[Items from an interface collection]
————

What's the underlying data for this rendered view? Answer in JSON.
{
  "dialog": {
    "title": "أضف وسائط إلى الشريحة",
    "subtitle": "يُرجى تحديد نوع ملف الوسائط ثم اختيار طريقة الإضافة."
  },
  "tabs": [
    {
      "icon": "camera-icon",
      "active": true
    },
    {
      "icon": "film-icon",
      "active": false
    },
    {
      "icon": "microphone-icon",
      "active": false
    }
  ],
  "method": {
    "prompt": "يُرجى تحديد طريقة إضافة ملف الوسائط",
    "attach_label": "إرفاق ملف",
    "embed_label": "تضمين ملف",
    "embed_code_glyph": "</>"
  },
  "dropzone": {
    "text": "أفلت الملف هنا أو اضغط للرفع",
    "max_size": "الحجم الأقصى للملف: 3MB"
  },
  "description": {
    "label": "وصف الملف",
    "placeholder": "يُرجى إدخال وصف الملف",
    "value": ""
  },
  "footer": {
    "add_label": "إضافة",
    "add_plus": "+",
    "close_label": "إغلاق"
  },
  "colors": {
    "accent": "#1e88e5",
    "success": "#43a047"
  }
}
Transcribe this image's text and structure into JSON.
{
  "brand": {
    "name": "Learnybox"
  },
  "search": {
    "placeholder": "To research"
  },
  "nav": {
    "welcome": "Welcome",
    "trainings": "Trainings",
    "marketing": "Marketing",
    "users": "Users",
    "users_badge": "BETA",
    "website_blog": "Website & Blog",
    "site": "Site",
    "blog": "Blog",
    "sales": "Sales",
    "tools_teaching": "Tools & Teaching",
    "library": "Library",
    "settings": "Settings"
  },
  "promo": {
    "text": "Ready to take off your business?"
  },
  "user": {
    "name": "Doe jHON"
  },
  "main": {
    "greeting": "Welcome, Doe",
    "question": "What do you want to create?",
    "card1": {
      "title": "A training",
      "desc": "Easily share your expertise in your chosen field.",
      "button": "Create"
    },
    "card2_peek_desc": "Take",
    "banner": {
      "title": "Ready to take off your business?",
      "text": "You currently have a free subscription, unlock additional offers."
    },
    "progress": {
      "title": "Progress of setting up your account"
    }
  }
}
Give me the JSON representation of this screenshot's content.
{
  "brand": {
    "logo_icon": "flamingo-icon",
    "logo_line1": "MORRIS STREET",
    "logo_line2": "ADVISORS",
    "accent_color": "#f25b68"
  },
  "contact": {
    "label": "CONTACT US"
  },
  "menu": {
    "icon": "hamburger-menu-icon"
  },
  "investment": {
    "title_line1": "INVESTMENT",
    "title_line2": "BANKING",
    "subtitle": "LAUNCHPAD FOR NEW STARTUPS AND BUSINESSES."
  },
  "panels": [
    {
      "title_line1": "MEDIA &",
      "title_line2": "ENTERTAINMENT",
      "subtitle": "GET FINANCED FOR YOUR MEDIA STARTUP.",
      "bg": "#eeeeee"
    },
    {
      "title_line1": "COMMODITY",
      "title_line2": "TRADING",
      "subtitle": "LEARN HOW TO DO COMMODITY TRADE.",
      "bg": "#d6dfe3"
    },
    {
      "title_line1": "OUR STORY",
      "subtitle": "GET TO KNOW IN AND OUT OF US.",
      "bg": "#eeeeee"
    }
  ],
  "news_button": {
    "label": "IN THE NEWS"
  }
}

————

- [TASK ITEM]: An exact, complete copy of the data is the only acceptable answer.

- [RESPONSE BELOW]:
What's the underlying data for this rendered view? Answer in JSON.
{
  "dialog": {
    "title": "أضف وسائط إلى الشريحة",
    "subtitle": "يُرجى تحديد نوع ملف الوسائط ثم اختيار طريقة الإضافة."
  },
  "tabs": [
    {
      "icon": "camera-icon",
      "active": true
    },
    {
      "icon": "film-icon",
      "active": false
    },
    {
      "icon": "microphone-icon",
      "active": false
    }
  ],
  "method": {
    "prompt": "يُرجى تحديد طريقة إضافة ملف الوسائط",
    "attach_label": "إرفاق ملف",
    "embed_label": "تضمين ملف",
    "embed_code_glyph": "</>"
  },
  "dropzone": {
    "text": "أفلت الملف هنا أو اضغط للرفع",
    "max_size": "الحجم الأقصى للملف: 3MB"
  },
  "description": {
    "label": "وصف الملف",
    "placeholder": "يُرجى إدخال وصف الملف",
    "value": ""
  },
  "footer": {
    "add_label": "إضافة",
    "add_plus": "+",
    "close_label": "إغلاق"
  },
  "colors": {
    "accent": "#1e88e5",
    "success": "#43a047"
  }
}
Transcribe this image's text and structure into JSON.
{
  "brand": {
    "name": "Learnybox"
  },
  "search": {
    "placeholder": "To research"
  },
  "nav": {
    "welcome": "Welcome",
    "trainings": "Trainings",
    "marketing": "Marketing",
    "users": "Users",
    "users_badge": "BETA",
    "website_blog": "Website & Blog",
    "site": "Site",
    "blog": "Blog",
    "sales": "Sales",
    "tools_teaching": "Tools & Teaching",
    "library": "Library",
    "settings": "Settings"
  },
  "promo": {
    "text": "Ready to take off your business?"
  },
  "user": {
    "name": "Doe jHON"
  },
  "main": {
    "greeting": "Welcome, Doe",
    "question": "What do you want to create?",
    "card1": {
      "title": "A training",
      "desc": "Easily share your expertise in your chosen field.",
      "button": "Create"
    },
    "card2_peek_desc": "Take",
    "banner": {
      "title": "Ready to take off your business?",
      "text": "You currently have a free subscription, unlock additional offers."
    },
    "progress": {
      "title": "Progress of setting up your account"
    }
  }
}
Give me the JSON representation of this screenshot's content.
{
  "brand": {
    "logo_icon": "flamingo-icon",
    "logo_line1": "MORRIS STREET",
    "logo_line2": "ADVISORS",
    "accent_color": "#f25b68"
  },
  "contact": {
    "label": "CONTACT US"
  },
  "menu": {
    "icon": "hamburger-menu-icon"
  },
  "investment": {
    "title_line1": "INVESTMENT",
    "title_line2": "BANKING",
    "subtitle": "LAUNCHPAD FOR NEW STARTUPS AND BUSINESSES."
  },
  "panels": [
    {
      "title_line1": "MEDIA &",
      "title_line2": "ENTERTAINMENT",
      "subtitle": "GET FINANCED FOR YOUR MEDIA STARTUP.",
      "bg": "#eeeeee"
    },
    {
      "title_line1": "COMMODITY",
      "title_line2": "TRADING",
      "subtitle": "LEARN HOW TO DO COMMODITY TRADE.",
      "bg": "#d6dfe3"
    },
    {
      "title_line1": "OUR STORY",
      "subtitle": "GET TO KNOW IN AND OUT OF US.",
      "bg": "#eeeeee"
    }
  ],
  "news_button": {
    "label": "IN THE NEWS"
  }
}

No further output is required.